Work task: Reproduce the data below word for word, setting aside any picture it holds.

Supplied information:
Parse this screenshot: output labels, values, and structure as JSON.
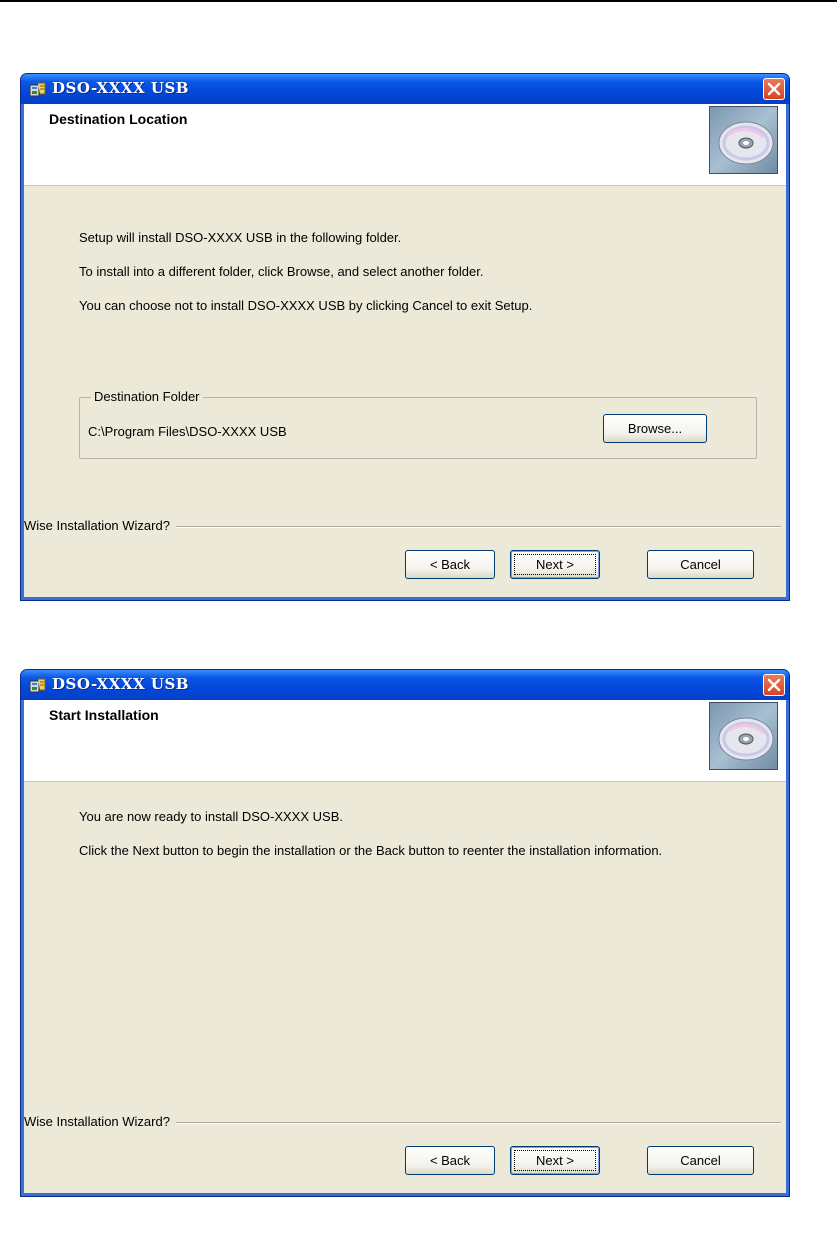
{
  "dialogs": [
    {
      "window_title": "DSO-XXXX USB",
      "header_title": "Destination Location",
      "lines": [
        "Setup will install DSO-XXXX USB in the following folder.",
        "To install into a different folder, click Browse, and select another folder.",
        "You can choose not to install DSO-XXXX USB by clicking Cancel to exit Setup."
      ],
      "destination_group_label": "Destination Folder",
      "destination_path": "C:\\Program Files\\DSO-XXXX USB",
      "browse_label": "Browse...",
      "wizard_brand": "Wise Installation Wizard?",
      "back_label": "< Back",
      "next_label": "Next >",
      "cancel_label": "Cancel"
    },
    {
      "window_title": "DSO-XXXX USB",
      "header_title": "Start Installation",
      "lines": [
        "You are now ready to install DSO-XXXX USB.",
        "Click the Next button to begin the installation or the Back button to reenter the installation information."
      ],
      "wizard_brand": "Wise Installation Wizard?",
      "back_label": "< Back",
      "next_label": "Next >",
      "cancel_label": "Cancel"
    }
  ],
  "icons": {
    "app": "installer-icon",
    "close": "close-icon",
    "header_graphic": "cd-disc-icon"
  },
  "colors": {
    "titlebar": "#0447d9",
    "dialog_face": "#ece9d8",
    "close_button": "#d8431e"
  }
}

Exercise response:
Parse this screenshot: output labels, values, and structure as JSON.
{
  "dialogs": [
    {
      "window_title": "DSO-XXXX USB",
      "header_title": "Destination Location",
      "lines": [
        "Setup will install DSO-XXXX USB in the following folder.",
        "To install into a different folder, click Browse, and select another folder.",
        "You can choose not to install DSO-XXXX USB by clicking Cancel to exit Setup."
      ],
      "destination_group_label": "Destination Folder",
      "destination_path": "C:\\Program Files\\DSO-XXXX USB",
      "browse_label": "Browse...",
      "wizard_brand": "Wise Installation Wizard?",
      "back_label": "< Back",
      "next_label": "Next >",
      "cancel_label": "Cancel"
    },
    {
      "window_title": "DSO-XXXX USB",
      "header_title": "Start Installation",
      "lines": [
        "You are now ready to install DSO-XXXX USB.",
        "Click the Next button to begin the installation or the Back button to reenter the installation information."
      ],
      "wizard_brand": "Wise Installation Wizard?",
      "back_label": "< Back",
      "next_label": "Next >",
      "cancel_label": "Cancel"
    }
  ],
  "icons": {
    "app": "installer-icon",
    "close": "close-icon",
    "header_graphic": "cd-disc-icon"
  },
  "colors": {
    "titlebar": "#0447d9",
    "dialog_face": "#ece9d8",
    "close_button": "#d8431e"
  }
}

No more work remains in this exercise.